Below are records to return verbatim; the pictures are to be dropped.

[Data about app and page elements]
=== Begin Enclosure ===
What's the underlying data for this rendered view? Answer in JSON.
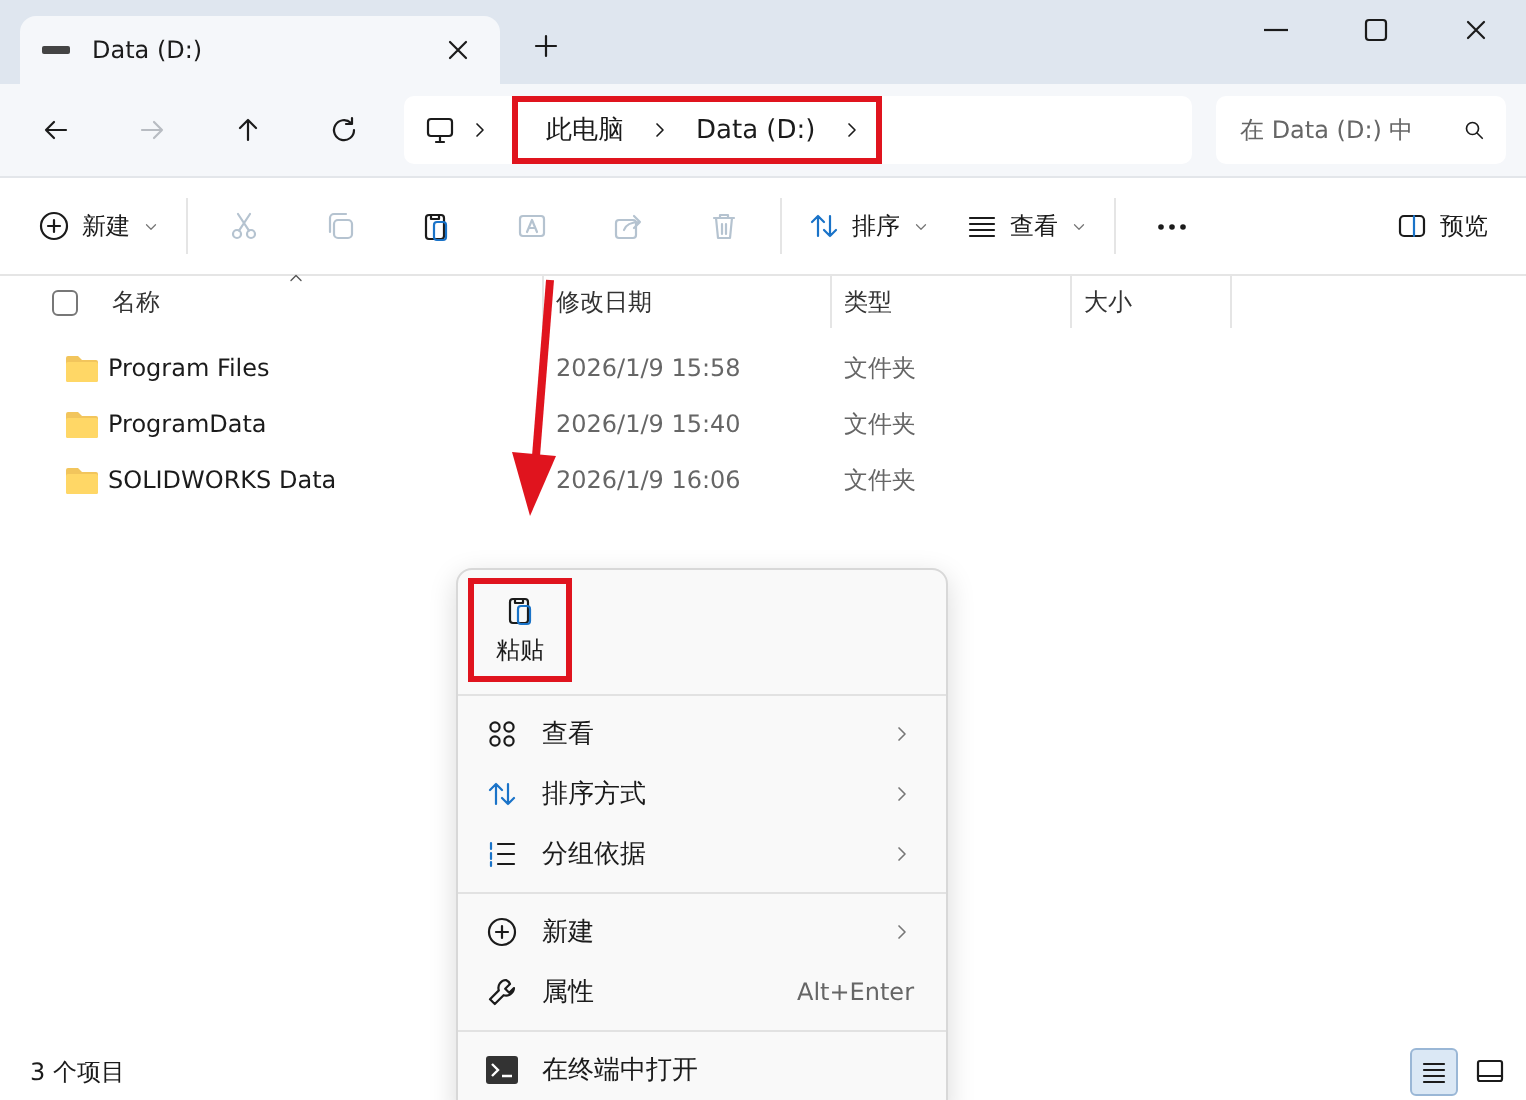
{
  "tab": {
    "title": "Data (D:)",
    "selected": true
  },
  "address": {
    "crumbs": [
      "此电脑",
      "Data (D:)"
    ]
  },
  "search": {
    "placeholder": "在 Data (D:) 中"
  },
  "toolbar": [
    {
      "kind": "new",
      "label": "新建",
      "disabled": false
    },
    {
      "kind": "cut",
      "disabled": true
    },
    {
      "kind": "copy",
      "disabled": true
    },
    {
      "kind": "paste",
      "disabled": false
    },
    {
      "kind": "rename",
      "disabled": true
    },
    {
      "kind": "share",
      "disabled": true
    },
    {
      "kind": "delete",
      "disabled": true
    },
    {
      "kind": "sort",
      "label": "排序",
      "disabled": false
    },
    {
      "kind": "view",
      "label": "查看",
      "disabled": false
    },
    {
      "kind": "more",
      "disabled": false
    },
    {
      "kind": "preview",
      "label": "预览",
      "disabled": false
    }
  ],
  "select_all": {
    "checked": false
  },
  "columns": [
    "名称",
    "修改日期",
    "类型",
    "大小"
  ],
  "rows": [
    {
      "name": "Program Files",
      "date": "2026/1/9 15:58",
      "type": "文件夹"
    },
    {
      "name": "ProgramData",
      "date": "2026/1/9 15:40",
      "type": "文件夹"
    },
    {
      "name": "SOLIDWORKS Data",
      "date": "2026/1/9 16:06",
      "type": "文件夹"
    }
  ],
  "context_menu": {
    "paste_label": "粘贴",
    "groups": [
      [
        {
          "kind": "view",
          "label": "查看",
          "submenu": true
        },
        {
          "kind": "sort",
          "label": "排序方式",
          "submenu": true
        },
        {
          "kind": "group",
          "label": "分组依据",
          "submenu": true
        }
      ],
      [
        {
          "kind": "new",
          "label": "新建",
          "submenu": true
        },
        {
          "kind": "properties",
          "label": "属性",
          "shortcut": "Alt+Enter",
          "submenu": false
        }
      ],
      [
        {
          "kind": "terminal",
          "label": "在终端中打开",
          "submenu": false
        }
      ]
    ]
  },
  "status_bar": {
    "count": "3 个项目",
    "views": [
      {
        "kind": "details",
        "selected": true
      },
      {
        "kind": "tiles",
        "selected": false
      }
    ]
  }
}
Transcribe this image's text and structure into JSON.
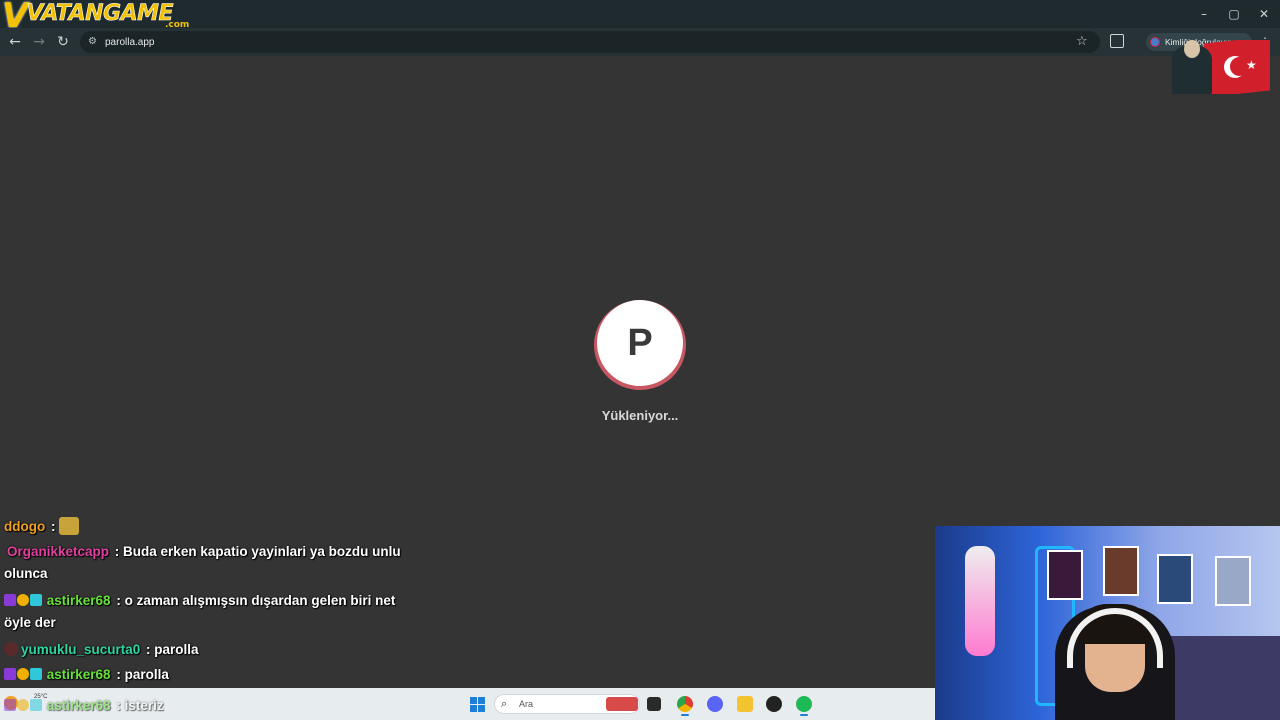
{
  "browser": {
    "logo_main": "VATANGAME",
    "logo_suffix": ".com",
    "url": "parolla.app",
    "profile_button": "Kimliği doğrulayın",
    "window_controls": [
      "–",
      "▢",
      "✕"
    ]
  },
  "page": {
    "loader_letter": "P",
    "loading_text": "Yükleniyor...",
    "loader_ring_color": "#c75863"
  },
  "chat": {
    "messages": [
      {
        "user": "ddogo",
        "text": "",
        "user_color": "#f0a020",
        "has_emote": true
      },
      {
        "user": "Organikketcapp",
        "text": "Buda erken kapatio yayinlari ya bozdu unlu olunca",
        "user_color": "#e040a0"
      },
      {
        "user": "astirker68",
        "text": "o zaman alışmışsın dışardan gelen biri net öyle der",
        "user_color": "#66e03a"
      },
      {
        "user": "yumuklu_sucurta0",
        "text": "parolla",
        "user_color": "#2fd4a0"
      },
      {
        "user": "astirker68",
        "text": "parolla",
        "user_color": "#66e03a"
      },
      {
        "user": "astirker68",
        "text": "isteriz",
        "user_color": "#66e03a"
      }
    ],
    "separator": " : "
  },
  "taskbar": {
    "search_placeholder": "Ara",
    "weather_temp": "25°C",
    "accent": "#1d7fd6"
  }
}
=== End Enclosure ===
→ **Response area**:
What's the underlying data for this rendered view? Answer in JSON.
{
  "tab": {
    "title": "Data (D:)",
    "selected": true
  },
  "address": {
    "crumbs": [
      "此电脑",
      "Data (D:)"
    ]
  },
  "search": {
    "placeholder": "在 Data (D:) 中"
  },
  "toolbar": [
    {
      "kind": "new",
      "label": "新建",
      "disabled": false
    },
    {
      "kind": "cut",
      "disabled": true
    },
    {
      "kind": "copy",
      "disabled": true
    },
    {
      "kind": "paste",
      "disabled": false
    },
    {
      "kind": "rename",
      "disabled": true
    },
    {
      "kind": "share",
      "disabled": true
    },
    {
      "kind": "delete",
      "disabled": true
    },
    {
      "kind": "sort",
      "label": "排序",
      "disabled": false
    },
    {
      "kind": "view",
      "label": "查看",
      "disabled": false
    },
    {
      "kind": "more",
      "disabled": false
    },
    {
      "kind": "preview",
      "label": "预览",
      "disabled": false
    }
  ],
  "select_all": {
    "checked": false
  },
  "columns": [
    "名称",
    "修改日期",
    "类型",
    "大小"
  ],
  "rows": [
    {
      "name": "Program Files",
      "date": "2026/1/9 15:58",
      "type": "文件夹"
    },
    {
      "name": "ProgramData",
      "date": "2026/1/9 15:40",
      "type": "文件夹"
    },
    {
      "name": "SOLIDWORKS Data",
      "date": "2026/1/9 16:06",
      "type": "文件夹"
    }
  ],
  "context_menu": {
    "paste_label": "粘贴",
    "groups": [
      [
        {
          "kind": "view",
          "label": "查看",
          "submenu": true
        },
        {
          "kind": "sort",
          "label": "排序方式",
          "submenu": true
        },
        {
          "kind": "group",
          "label": "分组依据",
          "submenu": true
        }
      ],
      [
        {
          "kind": "new",
          "label": "新建",
          "submenu": true
        },
        {
          "kind": "properties",
          "label": "属性",
          "shortcut": "Alt+Enter",
          "submenu": false
        }
      ],
      [
        {
          "kind": "terminal",
          "label": "在终端中打开",
          "submenu": false
        }
      ]
    ]
  },
  "status_bar": {
    "count": "3 个项目",
    "views": [
      {
        "kind": "details",
        "selected": true
      },
      {
        "kind": "tiles",
        "selected": false
      }
    ]
  }
}
Transcribe this image's text and structure into JSON.
{
  "browser": {
    "logo_main": "VATANGAME",
    "logo_suffix": ".com",
    "url": "parolla.app",
    "profile_button": "Kimliği doğrulayın",
    "window_controls": [
      "–",
      "▢",
      "✕"
    ]
  },
  "page": {
    "loader_letter": "P",
    "loading_text": "Yükleniyor...",
    "loader_ring_color": "#c75863"
  },
  "chat": {
    "messages": [
      {
        "user": "ddogo",
        "text": "",
        "user_color": "#f0a020",
        "has_emote": true
      },
      {
        "user": "Organikketcapp",
        "text": "Buda erken kapatio yayinlari ya bozdu unlu olunca",
        "user_color": "#e040a0"
      },
      {
        "user": "astirker68",
        "text": "o zaman alışmışsın dışardan gelen biri net öyle der",
        "user_color": "#66e03a"
      },
      {
        "user": "yumuklu_sucurta0",
        "text": "parolla",
        "user_color": "#2fd4a0"
      },
      {
        "user": "astirker68",
        "text": "parolla",
        "user_color": "#66e03a"
      },
      {
        "user": "astirker68",
        "text": "isteriz",
        "user_color": "#66e03a"
      }
    ],
    "separator": " : "
  },
  "taskbar": {
    "search_placeholder": "Ara",
    "weather_temp": "25°C",
    "accent": "#1d7fd6"
  }
}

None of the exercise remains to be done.